Every line from the one containing "Decode this image" to the end of the records below, written out word for word, is the whole answer.

------ WORKING DATA

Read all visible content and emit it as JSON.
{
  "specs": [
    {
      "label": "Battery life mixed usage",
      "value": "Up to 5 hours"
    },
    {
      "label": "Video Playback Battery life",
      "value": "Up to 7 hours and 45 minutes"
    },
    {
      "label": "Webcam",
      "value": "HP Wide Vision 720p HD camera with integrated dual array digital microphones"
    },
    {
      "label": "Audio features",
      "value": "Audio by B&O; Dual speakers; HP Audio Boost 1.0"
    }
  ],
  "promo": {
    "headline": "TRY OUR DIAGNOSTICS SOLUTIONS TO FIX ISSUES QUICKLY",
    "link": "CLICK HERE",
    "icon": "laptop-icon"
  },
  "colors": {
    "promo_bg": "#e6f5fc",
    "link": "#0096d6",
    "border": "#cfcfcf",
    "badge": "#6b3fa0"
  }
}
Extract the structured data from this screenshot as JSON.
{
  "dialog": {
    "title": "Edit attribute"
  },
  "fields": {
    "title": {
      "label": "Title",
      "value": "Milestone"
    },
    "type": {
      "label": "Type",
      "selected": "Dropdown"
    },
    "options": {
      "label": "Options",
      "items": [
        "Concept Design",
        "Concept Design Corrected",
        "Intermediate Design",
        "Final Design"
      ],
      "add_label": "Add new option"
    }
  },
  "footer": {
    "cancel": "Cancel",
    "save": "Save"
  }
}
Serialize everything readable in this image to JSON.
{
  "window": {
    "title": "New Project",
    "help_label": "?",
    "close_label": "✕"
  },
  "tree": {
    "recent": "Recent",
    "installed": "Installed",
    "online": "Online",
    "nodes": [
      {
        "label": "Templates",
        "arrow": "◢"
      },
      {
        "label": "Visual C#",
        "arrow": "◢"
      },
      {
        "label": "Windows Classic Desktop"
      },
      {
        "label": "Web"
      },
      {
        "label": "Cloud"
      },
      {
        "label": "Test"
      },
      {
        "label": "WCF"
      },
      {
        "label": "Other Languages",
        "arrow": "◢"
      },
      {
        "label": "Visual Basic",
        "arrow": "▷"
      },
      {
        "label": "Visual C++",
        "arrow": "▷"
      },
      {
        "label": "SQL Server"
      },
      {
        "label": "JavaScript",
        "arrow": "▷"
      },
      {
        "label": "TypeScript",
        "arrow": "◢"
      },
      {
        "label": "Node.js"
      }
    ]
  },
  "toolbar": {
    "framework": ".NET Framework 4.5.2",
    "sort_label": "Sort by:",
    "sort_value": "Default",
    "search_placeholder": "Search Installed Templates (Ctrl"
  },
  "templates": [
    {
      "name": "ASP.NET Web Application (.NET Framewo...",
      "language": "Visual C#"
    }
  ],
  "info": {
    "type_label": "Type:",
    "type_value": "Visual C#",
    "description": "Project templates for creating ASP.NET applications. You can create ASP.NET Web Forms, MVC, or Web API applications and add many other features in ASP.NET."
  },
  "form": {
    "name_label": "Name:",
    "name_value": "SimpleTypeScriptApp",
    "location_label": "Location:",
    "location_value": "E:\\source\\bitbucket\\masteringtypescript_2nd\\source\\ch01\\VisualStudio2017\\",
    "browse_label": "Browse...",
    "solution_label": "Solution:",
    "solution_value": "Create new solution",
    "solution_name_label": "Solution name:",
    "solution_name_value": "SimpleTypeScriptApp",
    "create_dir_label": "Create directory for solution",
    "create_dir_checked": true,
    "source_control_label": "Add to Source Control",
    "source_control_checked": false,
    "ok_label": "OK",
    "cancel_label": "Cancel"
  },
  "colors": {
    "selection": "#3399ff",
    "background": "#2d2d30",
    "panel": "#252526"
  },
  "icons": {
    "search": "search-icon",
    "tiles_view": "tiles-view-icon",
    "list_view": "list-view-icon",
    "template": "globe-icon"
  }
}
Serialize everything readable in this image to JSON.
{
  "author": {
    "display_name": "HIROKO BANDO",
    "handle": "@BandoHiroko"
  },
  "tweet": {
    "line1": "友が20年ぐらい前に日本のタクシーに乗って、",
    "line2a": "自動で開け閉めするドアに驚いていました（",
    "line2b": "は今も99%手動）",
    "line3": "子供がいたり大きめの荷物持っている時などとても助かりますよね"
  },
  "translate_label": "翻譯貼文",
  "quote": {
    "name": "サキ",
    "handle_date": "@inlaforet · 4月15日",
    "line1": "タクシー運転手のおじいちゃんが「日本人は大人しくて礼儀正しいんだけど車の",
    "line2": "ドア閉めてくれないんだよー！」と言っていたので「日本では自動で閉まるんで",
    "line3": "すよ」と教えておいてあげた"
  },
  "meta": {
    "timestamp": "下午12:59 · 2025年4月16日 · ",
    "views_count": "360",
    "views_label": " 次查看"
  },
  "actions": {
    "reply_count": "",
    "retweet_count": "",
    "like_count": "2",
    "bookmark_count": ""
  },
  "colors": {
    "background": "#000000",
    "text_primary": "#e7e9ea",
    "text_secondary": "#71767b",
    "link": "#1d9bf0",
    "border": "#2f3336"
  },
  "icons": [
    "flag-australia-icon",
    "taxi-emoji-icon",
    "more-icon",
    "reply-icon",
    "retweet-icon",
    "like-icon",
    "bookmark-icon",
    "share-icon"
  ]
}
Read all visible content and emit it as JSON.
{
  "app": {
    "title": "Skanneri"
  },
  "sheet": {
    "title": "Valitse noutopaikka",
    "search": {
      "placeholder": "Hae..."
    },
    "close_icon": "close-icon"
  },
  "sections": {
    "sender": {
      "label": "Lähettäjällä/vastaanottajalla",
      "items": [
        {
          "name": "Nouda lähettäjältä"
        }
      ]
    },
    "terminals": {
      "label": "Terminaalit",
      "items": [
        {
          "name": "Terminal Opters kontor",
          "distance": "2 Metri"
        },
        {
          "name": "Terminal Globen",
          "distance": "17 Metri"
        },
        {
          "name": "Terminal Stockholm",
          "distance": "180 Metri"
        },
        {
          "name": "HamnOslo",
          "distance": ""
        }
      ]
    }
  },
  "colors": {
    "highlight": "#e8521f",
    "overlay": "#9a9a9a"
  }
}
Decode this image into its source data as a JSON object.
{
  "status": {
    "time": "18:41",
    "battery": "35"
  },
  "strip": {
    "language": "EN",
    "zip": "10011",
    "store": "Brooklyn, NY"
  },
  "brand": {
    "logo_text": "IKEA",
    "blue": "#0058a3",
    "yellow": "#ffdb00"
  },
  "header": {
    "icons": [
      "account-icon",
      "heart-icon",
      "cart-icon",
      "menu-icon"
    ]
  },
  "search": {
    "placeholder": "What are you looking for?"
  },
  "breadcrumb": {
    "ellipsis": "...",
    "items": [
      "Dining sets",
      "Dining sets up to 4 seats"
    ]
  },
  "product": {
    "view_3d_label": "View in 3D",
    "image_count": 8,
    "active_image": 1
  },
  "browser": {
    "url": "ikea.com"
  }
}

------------

## ANSWER TO THIS EXERCISE
Decode this image into its source data as a JSON object.
{
  "status": {
    "time": "18:41",
    "battery": "35"
  },
  "strip": {
    "language": "EN",
    "zip": "10011",
    "store": "Brooklyn, NY"
  },
  "brand": {
    "logo_text": "IKEA",
    "blue": "#0058a3",
    "yellow": "#ffdb00"
  },
  "header": {
    "icons": [
      "account-icon",
      "heart-icon",
      "cart-icon",
      "menu-icon"
    ]
  },
  "search": {
    "placeholder": "What are you looking for?"
  },
  "breadcrumb": {
    "ellipsis": "...",
    "items": [
      "Dining sets",
      "Dining sets up to 4 seats"
    ]
  },
  "product": {
    "view_3d_label": "View in 3D",
    "image_count": 8,
    "active_image": 1
  },
  "browser": {
    "url": "ikea.com"
  }
}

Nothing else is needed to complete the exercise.